siddharth biswal
1 decade ago
if sebi is so much concerned about retail investors then it should make it mandatory for MF's to vote for every resolution or outsource it to professional firms just like in US.While MF's are getting all the support of SEBI in maintaining their income level they are not that forward in fighting for resolutions that are customer friendly.According to one fund house they prefer to shift their investment rather than fight a resolution.I hope SEBI is listening ?
Sucheta Dalal
Replied to siddharth biswal comment 1 decade ago
We disagree. In fact SEBI has already asked mutual funds to vote on every resolution and publish their stand.

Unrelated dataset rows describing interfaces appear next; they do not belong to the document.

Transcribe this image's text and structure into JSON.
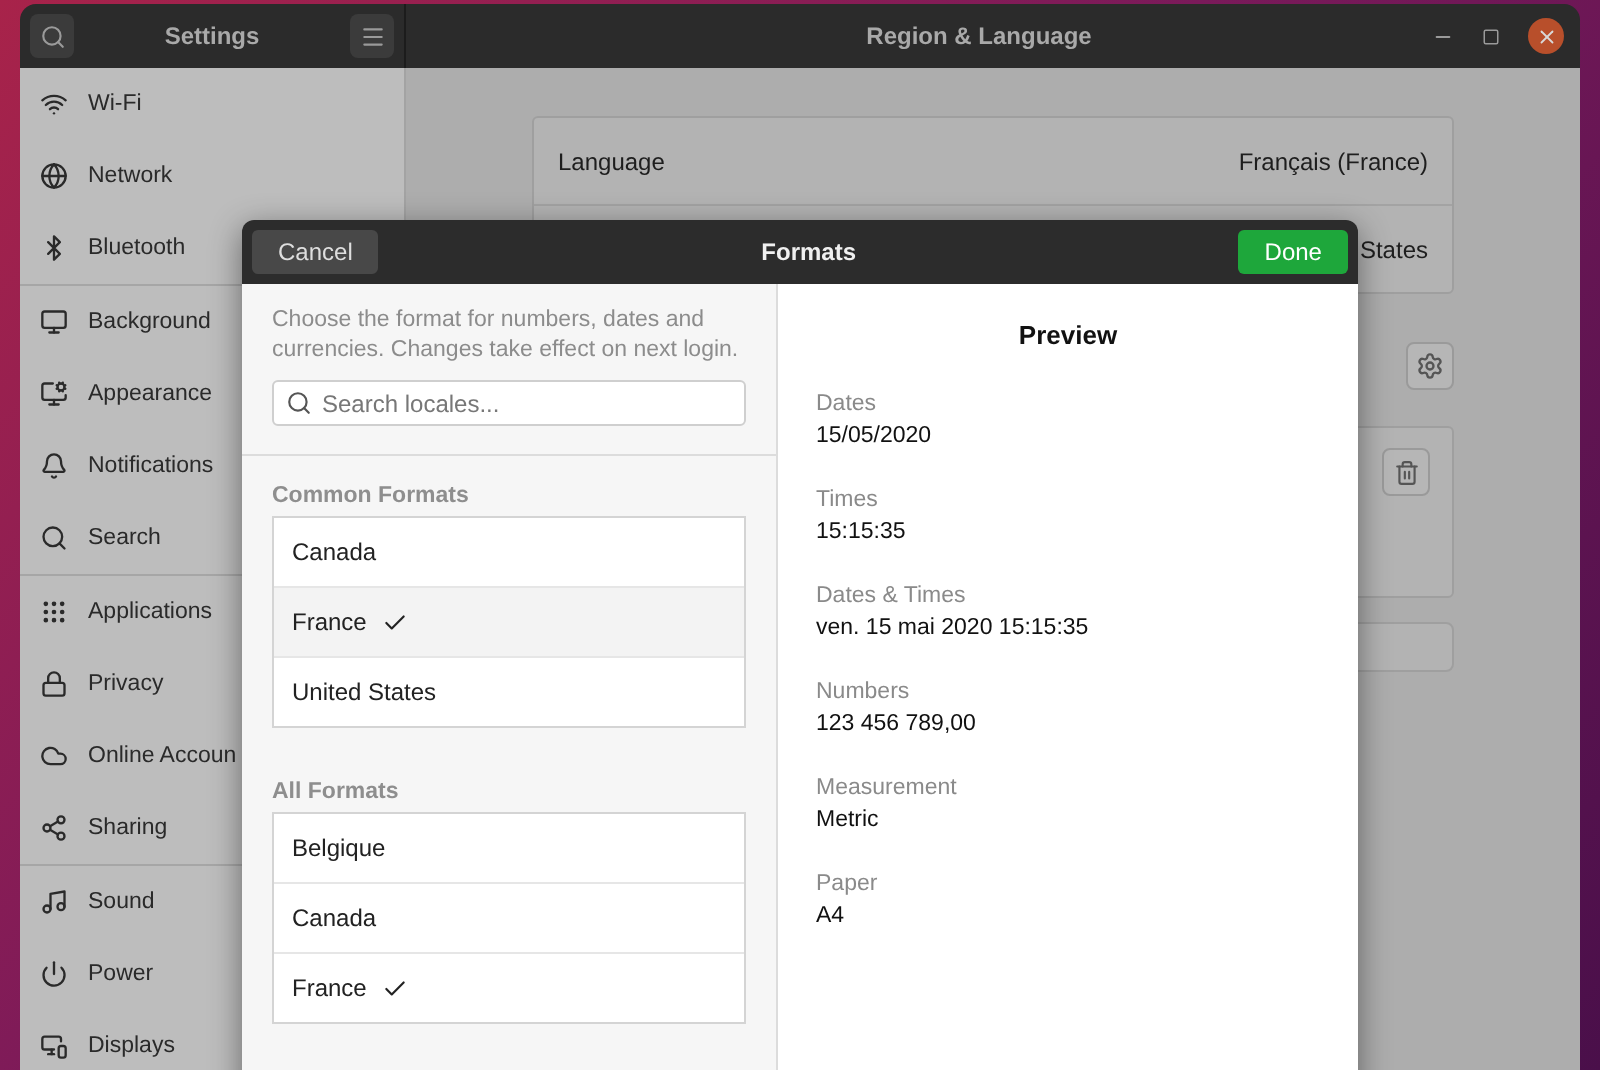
{
  "settings_window": {
    "title": "Settings",
    "page_title": "Region & Language"
  },
  "sidebar": {
    "sections": [
      [
        {
          "label": "Wi-Fi"
        },
        {
          "label": "Network"
        },
        {
          "label": "Bluetooth"
        }
      ],
      [
        {
          "label": "Background"
        },
        {
          "label": "Appearance"
        },
        {
          "label": "Notifications"
        },
        {
          "label": "Search"
        }
      ],
      [
        {
          "label": "Applications"
        },
        {
          "label": "Privacy"
        },
        {
          "label": "Online Accoun"
        },
        {
          "label": "Sharing"
        }
      ],
      [
        {
          "label": "Sound"
        },
        {
          "label": "Power"
        },
        {
          "label": "Displays"
        }
      ]
    ]
  },
  "region_rows": [
    {
      "label": "Language",
      "value": "Français (France)"
    },
    {
      "value": "States"
    }
  ],
  "formats_dialog": {
    "title": "Formats",
    "cancel": "Cancel",
    "done": "Done",
    "description": "Choose the format for numbers, dates and currencies. Changes take effect on next login.",
    "search": {
      "placeholder": "Search locales..."
    },
    "groups": [
      {
        "heading": "Common Formats",
        "items": [
          {
            "label": "Canada",
            "selected": false,
            "hovered": false
          },
          {
            "label": "France",
            "selected": true,
            "hovered": true
          },
          {
            "label": "United States",
            "selected": false,
            "hovered": false
          }
        ]
      },
      {
        "heading": "All Formats",
        "items": [
          {
            "label": "Belgique",
            "selected": false,
            "hovered": false
          },
          {
            "label": "Canada",
            "selected": false,
            "hovered": false
          },
          {
            "label": "France",
            "selected": true,
            "hovered": false
          }
        ]
      }
    ],
    "preview": {
      "title": "Preview",
      "fields": [
        {
          "label": "Dates",
          "value": "15/05/2020"
        },
        {
          "label": "Times",
          "value": "15:15:35"
        },
        {
          "label": "Dates & Times",
          "value": "ven. 15 mai 2020 15:15:35"
        },
        {
          "label": "Numbers",
          "value": "123 456 789,00"
        },
        {
          "label": "Measurement",
          "value": "Metric"
        },
        {
          "label": "Paper",
          "value": "A4"
        }
      ]
    }
  }
}
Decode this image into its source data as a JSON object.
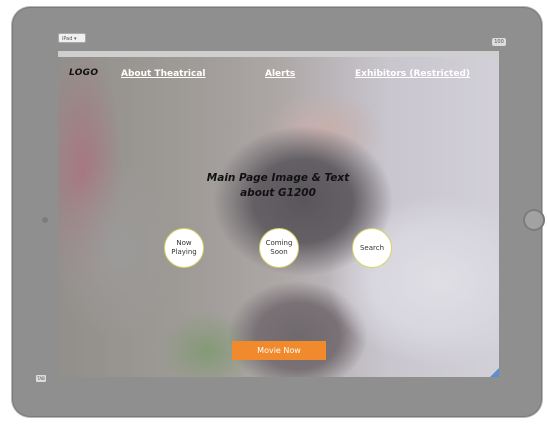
{
  "device": {
    "selector_label": "iPad",
    "zoom_badge": "100",
    "corner_badge": "TAB"
  },
  "nav": {
    "logo": "LOGO",
    "about": "About Theatrical",
    "alerts": "Alerts",
    "exhibitors": "Exhibitors (Restricted)"
  },
  "hero": {
    "text": "Main Page Image & Text about G1200"
  },
  "buttons": {
    "now_playing": "Now Playing",
    "coming_soon": "Coming Soon",
    "search": "Search",
    "movie_now": "Movie Now"
  },
  "colors": {
    "accent_orange": "#f08a2c",
    "circle_border": "#d8d26a",
    "frame_gray": "#8f8f8f",
    "resize_handle_blue": "#5b8fd0"
  },
  "icons": {
    "home_button": "home-button-icon",
    "resize": "resize-handle-icon"
  }
}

This may sound good on paper but in India, it has only opened the doors to such outsourcing of proxy advice when the mutual fund industry itself is still unable to stand on its own feet and attract investors. Consequently, SEBI's order smacks of ulterior motives. Three proxy advisory firms have already sprung up to grab this opportunity. They put out their views but even blue chip companies such as Infosys and Wipro have ignored their advice regarding directors and auditors. Such toothless advice only adds to costs and will be at the cost of mutual fund investors. After all someone has to pay for the advice.
What is stranger is that SEBI's on ex- executive directors and lawyers are employed by some of these firms.
Makes us wonder whether SEBI's Executive Directors in the C B Bhave regime created job opportunities for themselves through this order.
Chandragupta Acharya
1 decade ago
Promoters should not be allowed to vote on Resolutions appointing Auditors. It is a clear case of conflict of interest
Free Helpline
Legal Credit